Instructions to follow: Since only the total is wanted, give the number of lines in the listing below that hold the string "gmail" and add nothing.

Segment Start: Record extracts

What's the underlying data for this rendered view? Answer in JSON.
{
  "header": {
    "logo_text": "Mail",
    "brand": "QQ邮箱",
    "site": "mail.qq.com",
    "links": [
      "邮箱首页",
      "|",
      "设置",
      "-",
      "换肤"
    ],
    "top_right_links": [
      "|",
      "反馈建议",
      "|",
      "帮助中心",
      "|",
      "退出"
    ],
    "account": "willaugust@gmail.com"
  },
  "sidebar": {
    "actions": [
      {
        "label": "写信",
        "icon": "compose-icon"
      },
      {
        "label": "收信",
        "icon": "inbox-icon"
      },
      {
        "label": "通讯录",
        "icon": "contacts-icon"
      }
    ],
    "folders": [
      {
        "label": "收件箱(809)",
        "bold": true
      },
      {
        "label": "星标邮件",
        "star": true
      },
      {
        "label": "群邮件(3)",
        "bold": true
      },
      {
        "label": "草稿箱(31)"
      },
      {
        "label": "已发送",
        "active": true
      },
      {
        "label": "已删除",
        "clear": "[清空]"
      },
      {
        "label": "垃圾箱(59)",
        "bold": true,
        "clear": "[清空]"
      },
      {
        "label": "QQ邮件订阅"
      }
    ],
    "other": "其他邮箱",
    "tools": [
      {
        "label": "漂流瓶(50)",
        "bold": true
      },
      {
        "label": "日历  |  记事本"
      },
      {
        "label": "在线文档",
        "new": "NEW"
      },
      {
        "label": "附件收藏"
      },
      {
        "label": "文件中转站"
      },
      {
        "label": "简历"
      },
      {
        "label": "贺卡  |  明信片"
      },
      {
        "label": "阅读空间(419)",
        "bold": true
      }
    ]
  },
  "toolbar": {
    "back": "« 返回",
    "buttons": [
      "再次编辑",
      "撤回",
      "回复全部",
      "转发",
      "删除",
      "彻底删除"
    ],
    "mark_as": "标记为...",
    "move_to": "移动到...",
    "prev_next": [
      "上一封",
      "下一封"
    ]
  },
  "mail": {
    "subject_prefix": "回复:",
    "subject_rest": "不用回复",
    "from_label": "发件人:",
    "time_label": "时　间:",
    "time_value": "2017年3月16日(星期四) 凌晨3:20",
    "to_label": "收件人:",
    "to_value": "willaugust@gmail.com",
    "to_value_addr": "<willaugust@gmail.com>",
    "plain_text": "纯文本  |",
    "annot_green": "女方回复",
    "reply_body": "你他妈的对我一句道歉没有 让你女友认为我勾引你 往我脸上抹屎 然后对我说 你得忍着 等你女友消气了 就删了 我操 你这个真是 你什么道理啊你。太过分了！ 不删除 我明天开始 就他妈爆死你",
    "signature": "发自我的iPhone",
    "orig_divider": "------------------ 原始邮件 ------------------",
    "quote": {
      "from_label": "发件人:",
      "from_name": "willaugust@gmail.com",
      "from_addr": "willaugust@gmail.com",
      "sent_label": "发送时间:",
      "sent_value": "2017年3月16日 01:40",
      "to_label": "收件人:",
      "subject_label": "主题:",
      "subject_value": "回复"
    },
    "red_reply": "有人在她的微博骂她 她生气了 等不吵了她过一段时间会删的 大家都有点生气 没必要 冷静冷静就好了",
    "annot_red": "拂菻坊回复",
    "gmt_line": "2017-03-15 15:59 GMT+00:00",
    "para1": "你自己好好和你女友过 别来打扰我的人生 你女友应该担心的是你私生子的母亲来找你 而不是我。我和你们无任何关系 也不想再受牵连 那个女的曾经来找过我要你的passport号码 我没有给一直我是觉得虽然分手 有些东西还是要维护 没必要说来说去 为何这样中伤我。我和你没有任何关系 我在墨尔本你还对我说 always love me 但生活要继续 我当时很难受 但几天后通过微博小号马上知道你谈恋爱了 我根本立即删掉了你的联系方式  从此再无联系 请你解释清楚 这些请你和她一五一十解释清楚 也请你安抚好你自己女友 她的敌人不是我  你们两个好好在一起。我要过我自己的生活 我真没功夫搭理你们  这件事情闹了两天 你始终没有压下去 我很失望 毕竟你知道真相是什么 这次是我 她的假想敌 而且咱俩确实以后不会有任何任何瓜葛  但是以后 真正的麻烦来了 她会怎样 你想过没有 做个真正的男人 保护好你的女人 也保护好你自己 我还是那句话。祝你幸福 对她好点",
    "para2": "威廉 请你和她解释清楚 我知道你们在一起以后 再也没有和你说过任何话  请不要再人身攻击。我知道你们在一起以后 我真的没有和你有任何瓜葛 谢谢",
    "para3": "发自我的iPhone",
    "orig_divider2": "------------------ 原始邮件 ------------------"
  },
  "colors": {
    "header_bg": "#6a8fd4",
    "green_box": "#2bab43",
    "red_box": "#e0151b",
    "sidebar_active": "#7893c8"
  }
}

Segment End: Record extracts

Written solution: 5